Re: Tom Bethell’s Darwinism at AEI:
Some e-correspondents have alerted me to Tom Bethell’s remarks in your July/August issue, relating to my appearance at the AEI event “Darwin and Conservatism.”
Though it is not very nice to be called a liar in the public prints, I suppose I shouldn’t be surprised. Creationists themselves are not nice, in either the modern sense (pleasant to be around) or the older one (painstakingly accurate). If memory serves, the judge in the Kitzmiller v. Dover School Districtcase made some astringent observations on that latter point. Much more evidence on that point can be found in Creationism’s Trojan Horse, by Barbara Forrest and Paul Gross — essential reading for anyone who wants to know what the “Intelligent Design” road show is really all about.
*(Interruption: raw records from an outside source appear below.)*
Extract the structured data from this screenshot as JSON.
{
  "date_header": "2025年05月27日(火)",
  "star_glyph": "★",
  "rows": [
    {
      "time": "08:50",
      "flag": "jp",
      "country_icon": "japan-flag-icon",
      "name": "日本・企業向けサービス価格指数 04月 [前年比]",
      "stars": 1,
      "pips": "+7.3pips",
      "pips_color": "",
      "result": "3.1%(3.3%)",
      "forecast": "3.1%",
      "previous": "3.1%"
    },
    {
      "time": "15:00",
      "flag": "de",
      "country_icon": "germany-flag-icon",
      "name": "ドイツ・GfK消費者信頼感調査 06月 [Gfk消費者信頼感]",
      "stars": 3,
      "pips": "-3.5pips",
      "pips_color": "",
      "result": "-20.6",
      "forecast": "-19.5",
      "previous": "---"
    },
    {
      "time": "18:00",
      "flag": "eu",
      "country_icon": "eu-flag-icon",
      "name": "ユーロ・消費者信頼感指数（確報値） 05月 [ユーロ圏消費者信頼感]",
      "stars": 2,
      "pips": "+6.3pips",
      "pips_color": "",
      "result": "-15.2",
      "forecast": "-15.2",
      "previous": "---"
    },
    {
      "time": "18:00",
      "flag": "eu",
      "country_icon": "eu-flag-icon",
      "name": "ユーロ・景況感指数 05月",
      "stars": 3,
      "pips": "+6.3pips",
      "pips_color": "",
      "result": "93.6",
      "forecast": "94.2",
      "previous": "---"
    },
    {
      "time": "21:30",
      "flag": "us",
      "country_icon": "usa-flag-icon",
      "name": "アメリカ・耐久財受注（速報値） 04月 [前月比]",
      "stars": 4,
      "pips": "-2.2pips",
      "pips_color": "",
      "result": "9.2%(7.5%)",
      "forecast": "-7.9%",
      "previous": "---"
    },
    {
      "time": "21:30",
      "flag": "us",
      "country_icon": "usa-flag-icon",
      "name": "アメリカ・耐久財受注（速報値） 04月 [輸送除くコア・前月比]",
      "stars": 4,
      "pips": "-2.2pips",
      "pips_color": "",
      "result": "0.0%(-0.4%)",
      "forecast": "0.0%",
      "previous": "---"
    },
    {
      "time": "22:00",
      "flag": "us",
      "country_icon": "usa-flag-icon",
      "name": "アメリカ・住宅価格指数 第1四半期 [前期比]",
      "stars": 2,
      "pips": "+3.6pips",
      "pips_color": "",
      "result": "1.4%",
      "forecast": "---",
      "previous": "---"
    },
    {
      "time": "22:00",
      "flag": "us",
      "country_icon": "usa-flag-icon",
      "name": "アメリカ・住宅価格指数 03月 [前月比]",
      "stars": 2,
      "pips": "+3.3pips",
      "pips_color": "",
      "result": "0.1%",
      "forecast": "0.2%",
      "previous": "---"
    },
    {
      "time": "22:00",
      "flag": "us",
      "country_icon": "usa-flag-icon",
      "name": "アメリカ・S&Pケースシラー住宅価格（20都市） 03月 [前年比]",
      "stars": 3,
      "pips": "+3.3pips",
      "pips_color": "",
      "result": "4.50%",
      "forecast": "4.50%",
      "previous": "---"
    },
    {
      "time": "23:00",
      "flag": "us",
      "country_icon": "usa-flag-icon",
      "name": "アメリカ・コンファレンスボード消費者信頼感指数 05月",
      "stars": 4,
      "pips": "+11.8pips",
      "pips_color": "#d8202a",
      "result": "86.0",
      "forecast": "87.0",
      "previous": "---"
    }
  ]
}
What it is not about is scientific research. At the National Review meeting Bethell referred to, I asked Bruce Chapman if he could give me a sample of the research undertaken by the Discovery Institute — an instance of something the institute had discovered, perhaps? Chapman at once whipped out a paper and gave it to me. The paper can be read here. I invite competent readers of The American Spectator to offer opinions as to its value as research. This, please note, is not any old paper. It is one that the Director of the Discovery Institute carries around with him to show off to people who inquire about the institute’s research results. It is, to put it another way, the crowning glory of a quarter-century of well-funded activity over at the Discovery Institute and its Center for Science and Culture. There is really nothing else you need to know about the “research” Chapman boasts of.
So far as my exchange with Michael Behe is concerned, I reported it as I recall it. I distinctly recall his answering “No” to my question, as the answer startled me. I had not expected him to be so blunt. It is possible, I suppose, that he mis-apprehended my question — there was some crosstalk going on at the time. I know what I asked, though, and I know what he answered. If anything got lost there, I don’t feel at fault, though I should be sorry to think that anyone — even a creationist — believed himself traduced by something I said in good faith. I should be especially sorry in the case of Professor Behe, who strikes me as the least shifty of a very shifty bunch. At least he had the guts to show up and give evidence at Kitzmiller.
— John Derbyshire
Huntington, New York
Notice to Readers: The American Spectator and Spectator World are marks used by independent publishing companies that are not affiliated in any way. If you are looking for The Spectator World please click on the following link: https://spectatorworld.com/.